Pictures aside, write out the data exactly as it reads.

§ §

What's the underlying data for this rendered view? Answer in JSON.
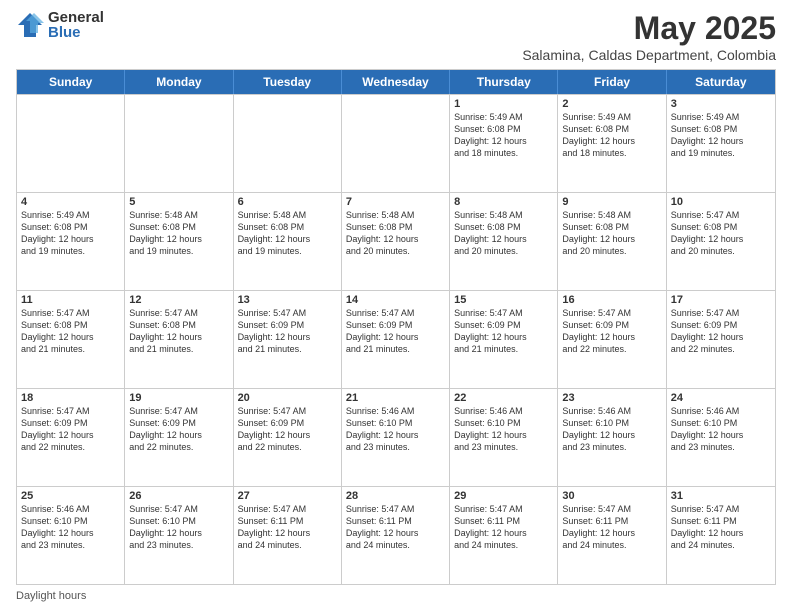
{
  "logo": {
    "general": "General",
    "blue": "Blue"
  },
  "title": "May 2025",
  "subtitle": "Salamina, Caldas Department, Colombia",
  "headers": [
    "Sunday",
    "Monday",
    "Tuesday",
    "Wednesday",
    "Thursday",
    "Friday",
    "Saturday"
  ],
  "footer": "Daylight hours",
  "weeks": [
    [
      {
        "day": "",
        "text": ""
      },
      {
        "day": "",
        "text": ""
      },
      {
        "day": "",
        "text": ""
      },
      {
        "day": "",
        "text": ""
      },
      {
        "day": "1",
        "text": "Sunrise: 5:49 AM\nSunset: 6:08 PM\nDaylight: 12 hours\nand 18 minutes."
      },
      {
        "day": "2",
        "text": "Sunrise: 5:49 AM\nSunset: 6:08 PM\nDaylight: 12 hours\nand 18 minutes."
      },
      {
        "day": "3",
        "text": "Sunrise: 5:49 AM\nSunset: 6:08 PM\nDaylight: 12 hours\nand 19 minutes."
      }
    ],
    [
      {
        "day": "4",
        "text": "Sunrise: 5:49 AM\nSunset: 6:08 PM\nDaylight: 12 hours\nand 19 minutes."
      },
      {
        "day": "5",
        "text": "Sunrise: 5:48 AM\nSunset: 6:08 PM\nDaylight: 12 hours\nand 19 minutes."
      },
      {
        "day": "6",
        "text": "Sunrise: 5:48 AM\nSunset: 6:08 PM\nDaylight: 12 hours\nand 19 minutes."
      },
      {
        "day": "7",
        "text": "Sunrise: 5:48 AM\nSunset: 6:08 PM\nDaylight: 12 hours\nand 20 minutes."
      },
      {
        "day": "8",
        "text": "Sunrise: 5:48 AM\nSunset: 6:08 PM\nDaylight: 12 hours\nand 20 minutes."
      },
      {
        "day": "9",
        "text": "Sunrise: 5:48 AM\nSunset: 6:08 PM\nDaylight: 12 hours\nand 20 minutes."
      },
      {
        "day": "10",
        "text": "Sunrise: 5:47 AM\nSunset: 6:08 PM\nDaylight: 12 hours\nand 20 minutes."
      }
    ],
    [
      {
        "day": "11",
        "text": "Sunrise: 5:47 AM\nSunset: 6:08 PM\nDaylight: 12 hours\nand 21 minutes."
      },
      {
        "day": "12",
        "text": "Sunrise: 5:47 AM\nSunset: 6:08 PM\nDaylight: 12 hours\nand 21 minutes."
      },
      {
        "day": "13",
        "text": "Sunrise: 5:47 AM\nSunset: 6:09 PM\nDaylight: 12 hours\nand 21 minutes."
      },
      {
        "day": "14",
        "text": "Sunrise: 5:47 AM\nSunset: 6:09 PM\nDaylight: 12 hours\nand 21 minutes."
      },
      {
        "day": "15",
        "text": "Sunrise: 5:47 AM\nSunset: 6:09 PM\nDaylight: 12 hours\nand 21 minutes."
      },
      {
        "day": "16",
        "text": "Sunrise: 5:47 AM\nSunset: 6:09 PM\nDaylight: 12 hours\nand 22 minutes."
      },
      {
        "day": "17",
        "text": "Sunrise: 5:47 AM\nSunset: 6:09 PM\nDaylight: 12 hours\nand 22 minutes."
      }
    ],
    [
      {
        "day": "18",
        "text": "Sunrise: 5:47 AM\nSunset: 6:09 PM\nDaylight: 12 hours\nand 22 minutes."
      },
      {
        "day": "19",
        "text": "Sunrise: 5:47 AM\nSunset: 6:09 PM\nDaylight: 12 hours\nand 22 minutes."
      },
      {
        "day": "20",
        "text": "Sunrise: 5:47 AM\nSunset: 6:09 PM\nDaylight: 12 hours\nand 22 minutes."
      },
      {
        "day": "21",
        "text": "Sunrise: 5:46 AM\nSunset: 6:10 PM\nDaylight: 12 hours\nand 23 minutes."
      },
      {
        "day": "22",
        "text": "Sunrise: 5:46 AM\nSunset: 6:10 PM\nDaylight: 12 hours\nand 23 minutes."
      },
      {
        "day": "23",
        "text": "Sunrise: 5:46 AM\nSunset: 6:10 PM\nDaylight: 12 hours\nand 23 minutes."
      },
      {
        "day": "24",
        "text": "Sunrise: 5:46 AM\nSunset: 6:10 PM\nDaylight: 12 hours\nand 23 minutes."
      }
    ],
    [
      {
        "day": "25",
        "text": "Sunrise: 5:46 AM\nSunset: 6:10 PM\nDaylight: 12 hours\nand 23 minutes."
      },
      {
        "day": "26",
        "text": "Sunrise: 5:47 AM\nSunset: 6:10 PM\nDaylight: 12 hours\nand 23 minutes."
      },
      {
        "day": "27",
        "text": "Sunrise: 5:47 AM\nSunset: 6:11 PM\nDaylight: 12 hours\nand 24 minutes."
      },
      {
        "day": "28",
        "text": "Sunrise: 5:47 AM\nSunset: 6:11 PM\nDaylight: 12 hours\nand 24 minutes."
      },
      {
        "day": "29",
        "text": "Sunrise: 5:47 AM\nSunset: 6:11 PM\nDaylight: 12 hours\nand 24 minutes."
      },
      {
        "day": "30",
        "text": "Sunrise: 5:47 AM\nSunset: 6:11 PM\nDaylight: 12 hours\nand 24 minutes."
      },
      {
        "day": "31",
        "text": "Sunrise: 5:47 AM\nSunset: 6:11 PM\nDaylight: 12 hours\nand 24 minutes."
      }
    ]
  ]
}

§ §

**Finished task:**
What's the underlying data for this rendered view? Answer in JSON.
{
  "logo": {
    "general": "General",
    "blue": "Blue"
  },
  "title": "May 2025",
  "subtitle": "Salamina, Caldas Department, Colombia",
  "headers": [
    "Sunday",
    "Monday",
    "Tuesday",
    "Wednesday",
    "Thursday",
    "Friday",
    "Saturday"
  ],
  "footer": "Daylight hours",
  "weeks": [
    [
      {
        "day": "",
        "text": ""
      },
      {
        "day": "",
        "text": ""
      },
      {
        "day": "",
        "text": ""
      },
      {
        "day": "",
        "text": ""
      },
      {
        "day": "1",
        "text": "Sunrise: 5:49 AM\nSunset: 6:08 PM\nDaylight: 12 hours\nand 18 minutes."
      },
      {
        "day": "2",
        "text": "Sunrise: 5:49 AM\nSunset: 6:08 PM\nDaylight: 12 hours\nand 18 minutes."
      },
      {
        "day": "3",
        "text": "Sunrise: 5:49 AM\nSunset: 6:08 PM\nDaylight: 12 hours\nand 19 minutes."
      }
    ],
    [
      {
        "day": "4",
        "text": "Sunrise: 5:49 AM\nSunset: 6:08 PM\nDaylight: 12 hours\nand 19 minutes."
      },
      {
        "day": "5",
        "text": "Sunrise: 5:48 AM\nSunset: 6:08 PM\nDaylight: 12 hours\nand 19 minutes."
      },
      {
        "day": "6",
        "text": "Sunrise: 5:48 AM\nSunset: 6:08 PM\nDaylight: 12 hours\nand 19 minutes."
      },
      {
        "day": "7",
        "text": "Sunrise: 5:48 AM\nSunset: 6:08 PM\nDaylight: 12 hours\nand 20 minutes."
      },
      {
        "day": "8",
        "text": "Sunrise: 5:48 AM\nSunset: 6:08 PM\nDaylight: 12 hours\nand 20 minutes."
      },
      {
        "day": "9",
        "text": "Sunrise: 5:48 AM\nSunset: 6:08 PM\nDaylight: 12 hours\nand 20 minutes."
      },
      {
        "day": "10",
        "text": "Sunrise: 5:47 AM\nSunset: 6:08 PM\nDaylight: 12 hours\nand 20 minutes."
      }
    ],
    [
      {
        "day": "11",
        "text": "Sunrise: 5:47 AM\nSunset: 6:08 PM\nDaylight: 12 hours\nand 21 minutes."
      },
      {
        "day": "12",
        "text": "Sunrise: 5:47 AM\nSunset: 6:08 PM\nDaylight: 12 hours\nand 21 minutes."
      },
      {
        "day": "13",
        "text": "Sunrise: 5:47 AM\nSunset: 6:09 PM\nDaylight: 12 hours\nand 21 minutes."
      },
      {
        "day": "14",
        "text": "Sunrise: 5:47 AM\nSunset: 6:09 PM\nDaylight: 12 hours\nand 21 minutes."
      },
      {
        "day": "15",
        "text": "Sunrise: 5:47 AM\nSunset: 6:09 PM\nDaylight: 12 hours\nand 21 minutes."
      },
      {
        "day": "16",
        "text": "Sunrise: 5:47 AM\nSunset: 6:09 PM\nDaylight: 12 hours\nand 22 minutes."
      },
      {
        "day": "17",
        "text": "Sunrise: 5:47 AM\nSunset: 6:09 PM\nDaylight: 12 hours\nand 22 minutes."
      }
    ],
    [
      {
        "day": "18",
        "text": "Sunrise: 5:47 AM\nSunset: 6:09 PM\nDaylight: 12 hours\nand 22 minutes."
      },
      {
        "day": "19",
        "text": "Sunrise: 5:47 AM\nSunset: 6:09 PM\nDaylight: 12 hours\nand 22 minutes."
      },
      {
        "day": "20",
        "text": "Sunrise: 5:47 AM\nSunset: 6:09 PM\nDaylight: 12 hours\nand 22 minutes."
      },
      {
        "day": "21",
        "text": "Sunrise: 5:46 AM\nSunset: 6:10 PM\nDaylight: 12 hours\nand 23 minutes."
      },
      {
        "day": "22",
        "text": "Sunrise: 5:46 AM\nSunset: 6:10 PM\nDaylight: 12 hours\nand 23 minutes."
      },
      {
        "day": "23",
        "text": "Sunrise: 5:46 AM\nSunset: 6:10 PM\nDaylight: 12 hours\nand 23 minutes."
      },
      {
        "day": "24",
        "text": "Sunrise: 5:46 AM\nSunset: 6:10 PM\nDaylight: 12 hours\nand 23 minutes."
      }
    ],
    [
      {
        "day": "25",
        "text": "Sunrise: 5:46 AM\nSunset: 6:10 PM\nDaylight: 12 hours\nand 23 minutes."
      },
      {
        "day": "26",
        "text": "Sunrise: 5:47 AM\nSunset: 6:10 PM\nDaylight: 12 hours\nand 23 minutes."
      },
      {
        "day": "27",
        "text": "Sunrise: 5:47 AM\nSunset: 6:11 PM\nDaylight: 12 hours\nand 24 minutes."
      },
      {
        "day": "28",
        "text": "Sunrise: 5:47 AM\nSunset: 6:11 PM\nDaylight: 12 hours\nand 24 minutes."
      },
      {
        "day": "29",
        "text": "Sunrise: 5:47 AM\nSunset: 6:11 PM\nDaylight: 12 hours\nand 24 minutes."
      },
      {
        "day": "30",
        "text": "Sunrise: 5:47 AM\nSunset: 6:11 PM\nDaylight: 12 hours\nand 24 minutes."
      },
      {
        "day": "31",
        "text": "Sunrise: 5:47 AM\nSunset: 6:11 PM\nDaylight: 12 hours\nand 24 minutes."
      }
    ]
  ]
}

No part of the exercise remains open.